Collection entries |
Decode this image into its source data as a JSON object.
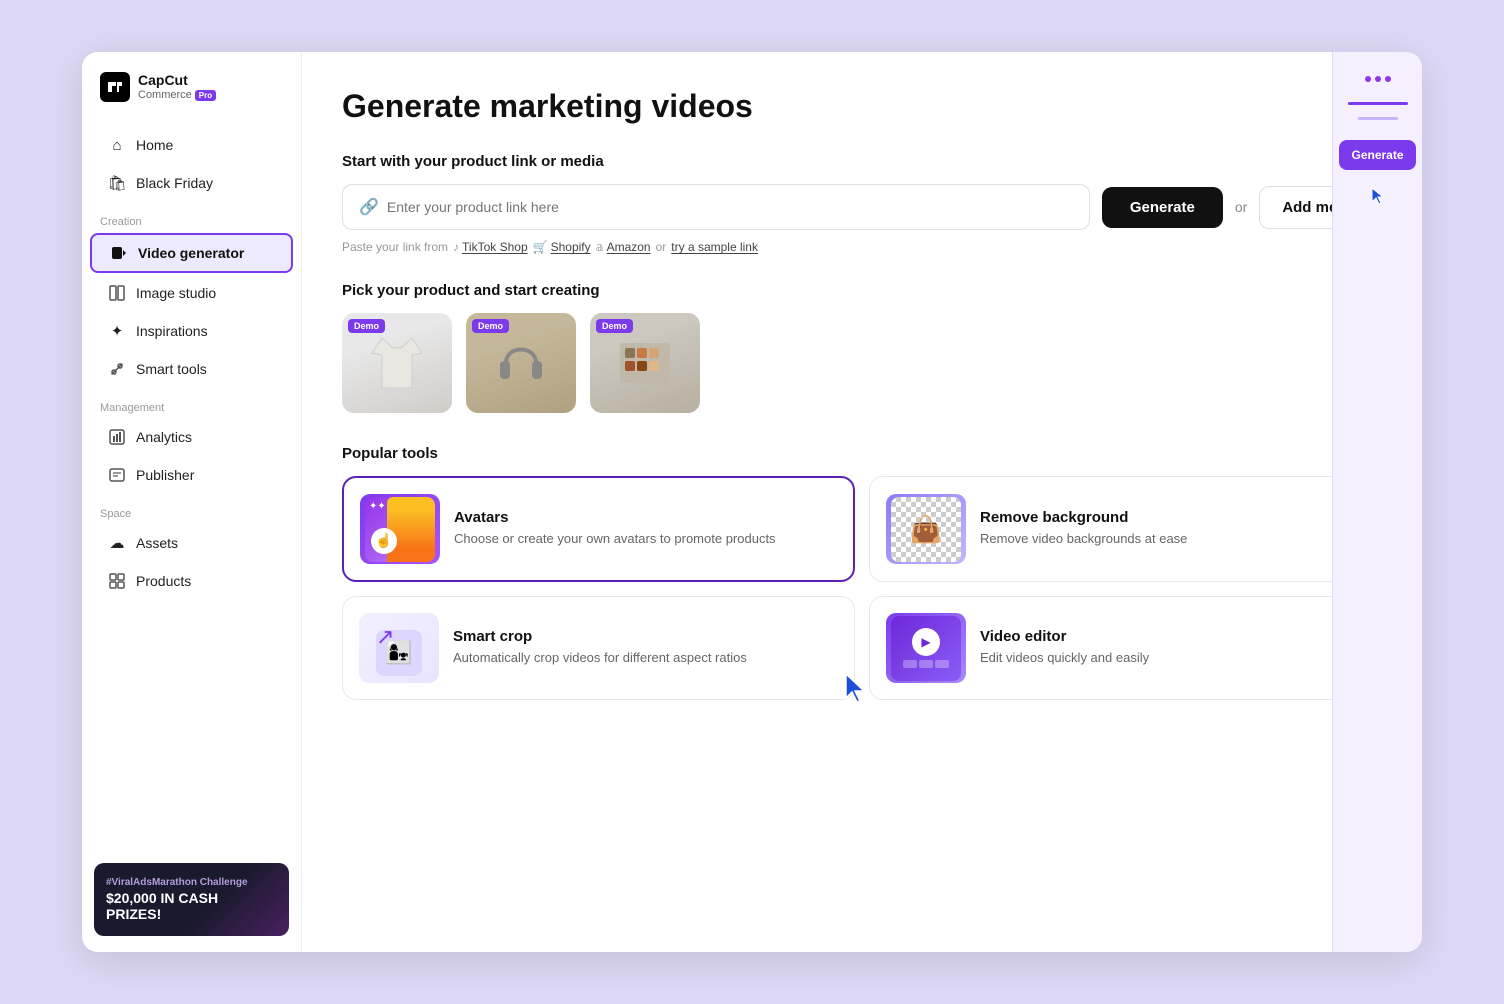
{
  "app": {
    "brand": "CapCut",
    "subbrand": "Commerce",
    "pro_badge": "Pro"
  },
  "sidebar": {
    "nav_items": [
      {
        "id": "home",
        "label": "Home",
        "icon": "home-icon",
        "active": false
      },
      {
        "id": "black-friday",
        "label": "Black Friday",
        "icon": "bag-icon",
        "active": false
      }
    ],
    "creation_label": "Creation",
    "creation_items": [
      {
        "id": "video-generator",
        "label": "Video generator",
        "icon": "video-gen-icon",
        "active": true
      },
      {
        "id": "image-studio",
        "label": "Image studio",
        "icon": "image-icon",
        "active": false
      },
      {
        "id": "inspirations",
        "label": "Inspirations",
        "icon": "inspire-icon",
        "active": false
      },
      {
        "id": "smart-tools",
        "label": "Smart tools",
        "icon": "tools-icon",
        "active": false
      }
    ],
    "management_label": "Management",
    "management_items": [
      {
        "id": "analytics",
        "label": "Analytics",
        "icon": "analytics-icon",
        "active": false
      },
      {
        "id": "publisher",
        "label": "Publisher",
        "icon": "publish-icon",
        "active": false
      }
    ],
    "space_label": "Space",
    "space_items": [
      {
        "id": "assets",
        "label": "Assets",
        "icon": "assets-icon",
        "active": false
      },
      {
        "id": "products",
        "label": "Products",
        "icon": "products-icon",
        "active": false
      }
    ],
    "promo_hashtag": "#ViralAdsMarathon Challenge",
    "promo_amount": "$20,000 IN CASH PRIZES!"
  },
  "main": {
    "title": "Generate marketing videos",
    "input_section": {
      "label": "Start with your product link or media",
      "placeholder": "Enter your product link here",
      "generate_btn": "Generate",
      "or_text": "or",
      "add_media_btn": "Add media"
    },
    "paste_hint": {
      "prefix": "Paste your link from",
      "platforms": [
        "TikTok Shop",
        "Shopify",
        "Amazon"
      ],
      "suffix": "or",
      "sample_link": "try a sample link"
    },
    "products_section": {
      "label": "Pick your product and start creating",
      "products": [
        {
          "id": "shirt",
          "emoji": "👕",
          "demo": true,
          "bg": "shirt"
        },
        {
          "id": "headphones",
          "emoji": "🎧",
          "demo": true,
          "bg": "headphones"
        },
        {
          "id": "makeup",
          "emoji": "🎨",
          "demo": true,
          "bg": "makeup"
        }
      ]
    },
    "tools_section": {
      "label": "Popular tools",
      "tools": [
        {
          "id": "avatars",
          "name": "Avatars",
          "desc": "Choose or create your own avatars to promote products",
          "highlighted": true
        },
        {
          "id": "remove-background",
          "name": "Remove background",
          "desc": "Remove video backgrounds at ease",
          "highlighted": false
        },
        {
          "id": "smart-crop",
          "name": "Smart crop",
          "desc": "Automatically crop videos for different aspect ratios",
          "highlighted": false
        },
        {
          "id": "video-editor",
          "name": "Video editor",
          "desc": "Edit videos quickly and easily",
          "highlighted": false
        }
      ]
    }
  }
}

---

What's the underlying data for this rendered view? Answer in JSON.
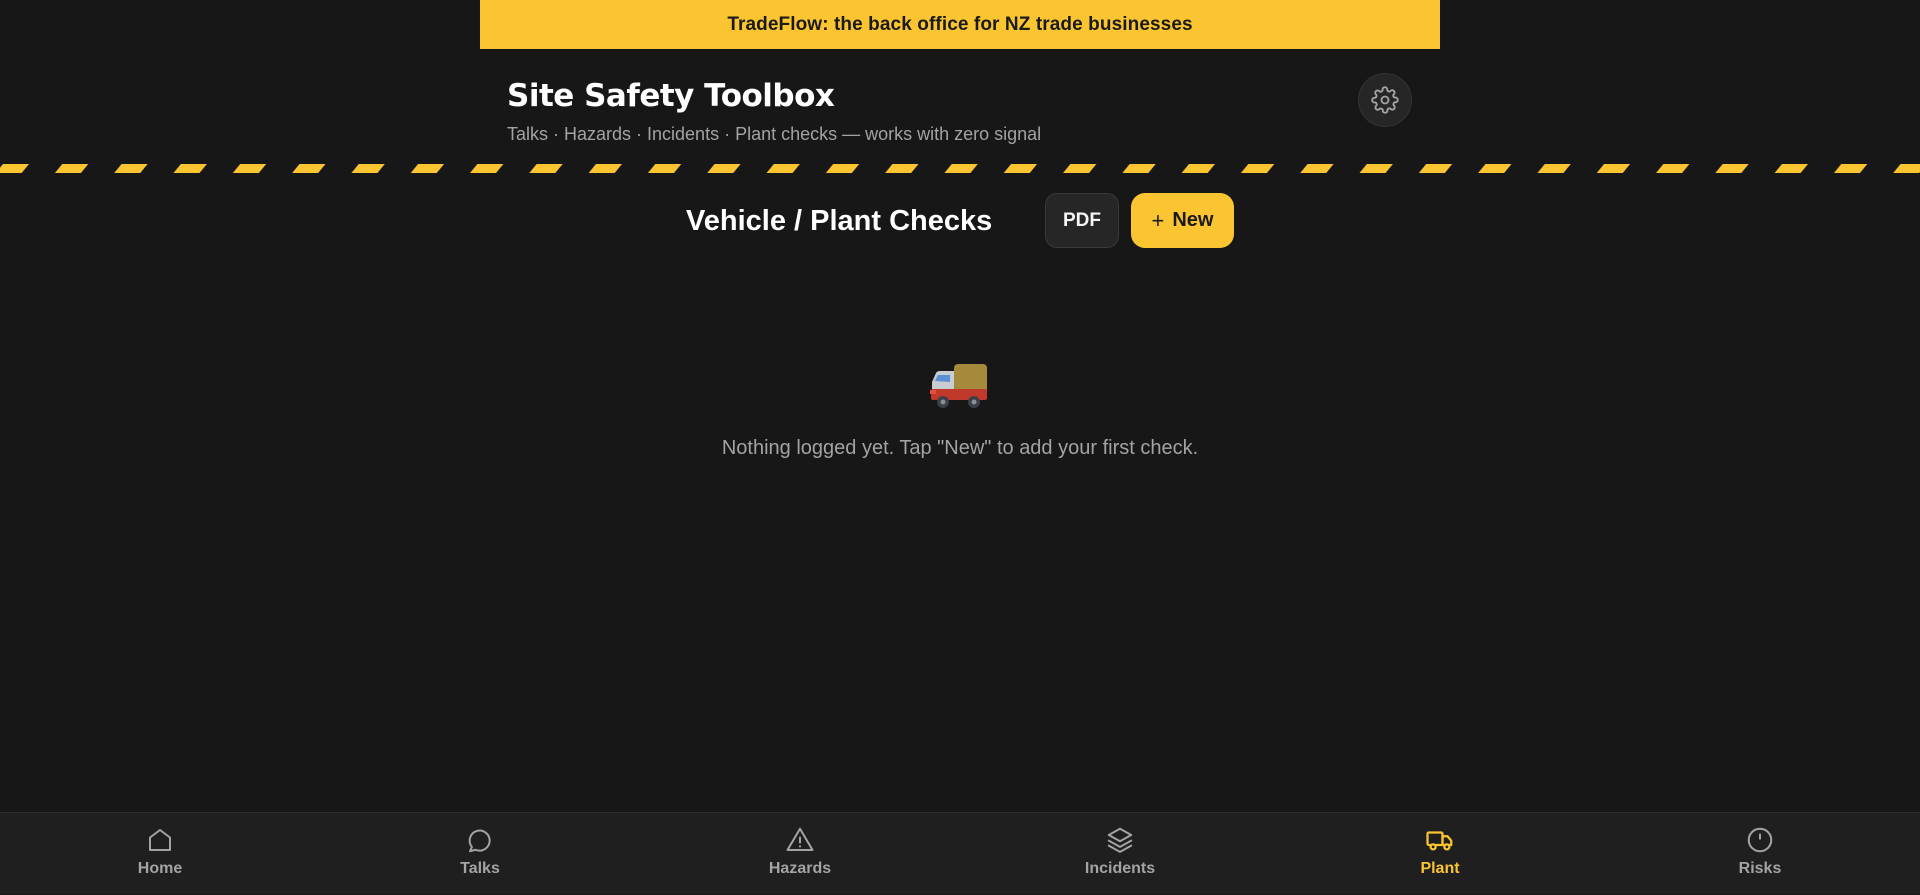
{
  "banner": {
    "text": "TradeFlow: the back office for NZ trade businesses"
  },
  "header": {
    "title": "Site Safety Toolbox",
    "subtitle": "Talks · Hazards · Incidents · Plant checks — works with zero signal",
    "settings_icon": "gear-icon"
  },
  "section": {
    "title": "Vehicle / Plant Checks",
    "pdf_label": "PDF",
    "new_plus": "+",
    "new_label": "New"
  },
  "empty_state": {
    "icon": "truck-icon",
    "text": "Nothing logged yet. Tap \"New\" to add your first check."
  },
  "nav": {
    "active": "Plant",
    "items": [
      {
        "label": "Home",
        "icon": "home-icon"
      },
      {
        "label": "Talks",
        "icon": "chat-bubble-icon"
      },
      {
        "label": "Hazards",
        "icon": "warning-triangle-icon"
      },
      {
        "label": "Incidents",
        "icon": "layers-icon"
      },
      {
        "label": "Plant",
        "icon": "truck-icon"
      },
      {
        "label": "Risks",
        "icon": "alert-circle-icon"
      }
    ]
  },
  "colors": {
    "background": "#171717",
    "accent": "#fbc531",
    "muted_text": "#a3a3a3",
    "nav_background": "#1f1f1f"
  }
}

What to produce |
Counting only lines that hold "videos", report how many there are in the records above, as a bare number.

Result of the task |
3